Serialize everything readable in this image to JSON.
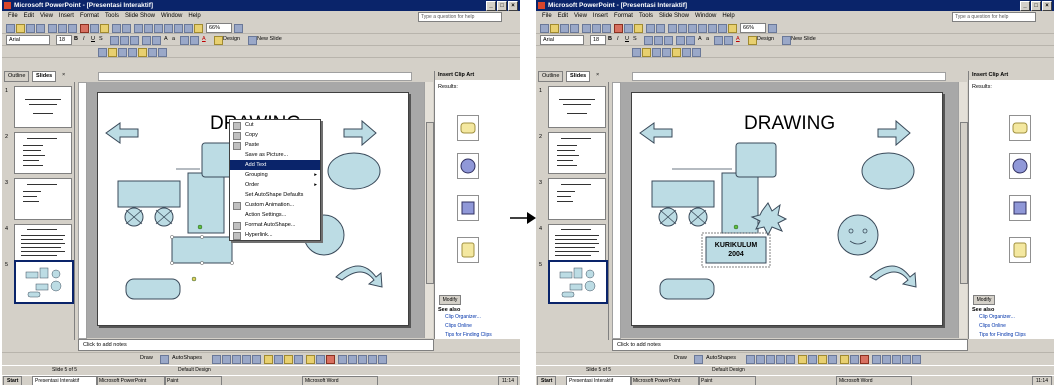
{
  "window": {
    "title": "Microsoft PowerPoint - [Presentasi Interaktif]",
    "buttons": [
      "_",
      "□",
      "×"
    ]
  },
  "menu": [
    "File",
    "Edit",
    "View",
    "Insert",
    "Format",
    "Tools",
    "Slide Show",
    "Window",
    "Help"
  ],
  "help_placeholder": "Type a question for help",
  "toolbar": {
    "font_name": "Arial",
    "font_size": "18",
    "zoom": "66%",
    "design_label": "Design",
    "new_slide_label": "New Slide"
  },
  "tabs": {
    "outline": "Outline",
    "slides": "Slides",
    "close": "×"
  },
  "slide_numbers": [
    "1",
    "2",
    "3",
    "4",
    "5"
  ],
  "slide": {
    "title": "DRAWING",
    "text_box": "KURIKULUM\n2004"
  },
  "notes_placeholder": "Click to add notes",
  "task_pane": {
    "title": "Insert Clip Art",
    "results_label": "Results:",
    "modify_button": "Modify",
    "see_also_label": "See also",
    "links": [
      "Clip Organizer...",
      "Clips Online",
      "Tips for Finding Clips"
    ]
  },
  "context_menu": {
    "items": [
      {
        "label": "Cut"
      },
      {
        "label": "Copy"
      },
      {
        "label": "Paste"
      },
      {
        "label": "Save as Picture..."
      },
      {
        "label": "Add Text",
        "highlighted": true
      },
      {
        "label": "Grouping",
        "submenu": true
      },
      {
        "label": "Order",
        "submenu": true
      },
      {
        "label": "Set AutoShape Defaults"
      },
      {
        "label": "Custom Animation..."
      },
      {
        "label": "Action Settings..."
      },
      {
        "label": "Format AutoShape..."
      },
      {
        "label": "Hyperlink..."
      }
    ]
  },
  "drawing_toolbar": {
    "draw_label": "Draw",
    "autoshapes_label": "AutoShapes"
  },
  "status": {
    "slide_of": "Slide 5 of 5",
    "design": "Default Design"
  },
  "taskbar": {
    "start": "Start",
    "items": [
      "Presentasi Interaktif",
      "Microsoft PowerPoint",
      "Paint",
      "Microsoft Word"
    ],
    "clock": "11:14"
  },
  "colors": {
    "title_bar": "#0a246a",
    "shape_fill": "#bcdce4",
    "shape_stroke": "#3a4a5a",
    "menu_highlight": "#0a246a"
  }
}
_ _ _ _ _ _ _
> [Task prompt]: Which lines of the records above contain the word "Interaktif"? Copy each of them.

> [Your solution]:
    "title": "Microsoft PowerPoint - [Presentasi Interaktif]",
      "Presentasi Interaktif",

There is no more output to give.